AIR CARGO DEMAND:An Overview

Stephen A. Alterman

President

Cargo Airline Association

Washington, D.C.

cargo airline association air carrier membership
Board of Directors

ABX Air, Inc.

Atlas Air

Federal Express

UPS

Members

Air Transport International

Capital Cargo International

CNF, Inc.

DHL Express

First Air

Gemini

Kalitta Air

Kitty Hawk

USA Jet

CARGO AIRLINE ASSOCIATION AIR CARRIER MEMBERSHIP
air cargo overview
AIR CARGO OVERVIEW
  • Air Cargo Industry Segments

Bellies of Passenger Aircraft

Air Freight Forwarders

All-Cargo Aircraft

Regional Aircraft

All segments provide the services necessary to satisfy shipper demand.
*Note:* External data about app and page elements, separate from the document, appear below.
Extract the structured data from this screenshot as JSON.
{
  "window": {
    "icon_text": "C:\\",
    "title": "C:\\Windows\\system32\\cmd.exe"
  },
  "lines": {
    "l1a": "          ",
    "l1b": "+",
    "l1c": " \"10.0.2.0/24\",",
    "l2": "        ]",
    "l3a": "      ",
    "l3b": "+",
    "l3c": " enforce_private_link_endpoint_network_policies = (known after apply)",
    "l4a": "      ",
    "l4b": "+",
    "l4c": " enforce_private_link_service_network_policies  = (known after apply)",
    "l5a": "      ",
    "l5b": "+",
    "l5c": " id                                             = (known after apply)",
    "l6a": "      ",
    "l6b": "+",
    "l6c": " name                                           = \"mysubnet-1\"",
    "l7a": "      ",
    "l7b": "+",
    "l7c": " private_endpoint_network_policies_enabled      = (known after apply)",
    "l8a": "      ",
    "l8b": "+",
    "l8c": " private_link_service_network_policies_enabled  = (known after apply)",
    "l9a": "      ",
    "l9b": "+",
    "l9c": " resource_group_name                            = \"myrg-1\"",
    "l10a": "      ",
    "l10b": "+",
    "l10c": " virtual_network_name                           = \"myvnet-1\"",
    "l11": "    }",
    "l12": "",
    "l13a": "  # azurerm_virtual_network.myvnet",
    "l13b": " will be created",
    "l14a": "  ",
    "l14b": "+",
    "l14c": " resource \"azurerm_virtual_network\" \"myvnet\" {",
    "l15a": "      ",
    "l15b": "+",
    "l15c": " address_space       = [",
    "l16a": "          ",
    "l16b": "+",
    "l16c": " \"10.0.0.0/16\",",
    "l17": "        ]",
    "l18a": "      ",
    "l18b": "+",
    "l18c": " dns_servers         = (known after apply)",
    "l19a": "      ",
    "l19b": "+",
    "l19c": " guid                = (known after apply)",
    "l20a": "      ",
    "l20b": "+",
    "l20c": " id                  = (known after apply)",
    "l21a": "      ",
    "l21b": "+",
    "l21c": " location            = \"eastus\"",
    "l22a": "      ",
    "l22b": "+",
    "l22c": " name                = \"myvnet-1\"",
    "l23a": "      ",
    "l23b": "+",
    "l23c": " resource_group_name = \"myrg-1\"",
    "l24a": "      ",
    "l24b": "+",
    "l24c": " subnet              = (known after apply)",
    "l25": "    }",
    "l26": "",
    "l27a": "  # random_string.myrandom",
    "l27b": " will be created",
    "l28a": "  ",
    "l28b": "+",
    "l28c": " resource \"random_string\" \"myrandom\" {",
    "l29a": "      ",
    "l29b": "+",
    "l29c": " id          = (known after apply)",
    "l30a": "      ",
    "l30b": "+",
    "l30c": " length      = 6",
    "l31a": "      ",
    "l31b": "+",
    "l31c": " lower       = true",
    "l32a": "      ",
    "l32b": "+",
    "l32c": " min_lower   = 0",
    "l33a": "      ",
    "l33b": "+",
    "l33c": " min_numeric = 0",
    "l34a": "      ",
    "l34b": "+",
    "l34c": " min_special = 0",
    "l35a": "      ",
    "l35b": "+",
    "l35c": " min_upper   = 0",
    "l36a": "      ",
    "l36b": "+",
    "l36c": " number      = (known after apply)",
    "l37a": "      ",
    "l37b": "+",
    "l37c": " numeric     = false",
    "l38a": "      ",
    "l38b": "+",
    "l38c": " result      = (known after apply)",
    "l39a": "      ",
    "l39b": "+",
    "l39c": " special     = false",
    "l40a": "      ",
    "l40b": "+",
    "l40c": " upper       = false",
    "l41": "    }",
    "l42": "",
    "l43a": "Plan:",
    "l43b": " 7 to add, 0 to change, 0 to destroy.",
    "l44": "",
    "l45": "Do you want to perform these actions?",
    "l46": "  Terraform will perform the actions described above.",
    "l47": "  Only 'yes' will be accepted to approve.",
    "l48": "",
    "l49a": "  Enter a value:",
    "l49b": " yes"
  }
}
demand drivers
DEMAND DRIVERS
  • Time Definite Service (Reliability)
  • Speed
  • Traceability
  • Probably NOT Price
demand limitations
DEMAND LIMITATIONS
  • Uncertain Economic Picture
  • Security Concerns
  • Escalating Fuel Prices

Necessary Fuel Surcharges

Price Competition from Other Modes

high value commodities are traditionally transported by air
HIGH VALUE COMMODITIES ARE TRADITIONALLY TRANSPORTED BY AIR
  • High-tech electronics
  • Human organs
  • Important documents
what this means
WHAT THIS MEANS
  • While only approximately 2% of all freight moves by air, 45-50% of the value of freight transported qualifies as air freight
who carries this freight
WHO CARRIES THIS FREIGHT?

DOMESTIC TRAFFIC

  • 2004

Passenger Carriers – 24.1%

All-Cargo Carriers – 75.9%

  • Forecast Period (12 Years)

Passenger Carriers – 20.0%

All-Cargo Carriers – 80.0%

Source: 2005 FAA Forecast, March 2005

who carries this freight10
WHO CARRIES THIS FREIGHT?

International Traffic

  • 2004

Passenger Carriers – 40.3%

All-Cargo Carriers – 59.7%

  • Forecast Period (12 Years)

Passenger Carriers – 36.4%

All-Cargo Carriers – 63.6%

Source: 2005 FAA Forecast, March 2005

domestic v international
DOMESTIC v. INTERNATIONAL
  • Demand increasing more dramatically in international markets – particularly Asia
  • For 2004, FAA estimates approximately 45% more growth internationally (5.5% annually internationally v. 3.8% domestically). FAA March 2005 Forecast
  • 91% more annualized international growth than domestic for next twelve years – 2005-2015 (6.3% annually v. 3.3 %). FAA March 2005 Forecast
domestic v international12
DOMESTIC v. INTERNATIONAL
  • Relatively smaller domestic growth

Less than robust domestic economy

Mature industry

  • Greater international growth

Opening of new markets

Expanding Asian economy

conclusion
CONCLUSION
  • Demand for air cargo services continues to grow – especially in international markets
  • Industry members are well positioned to meet these growing demands
  • Governments must move to further open markets to allow carriers to meet the needs of the world’s shippers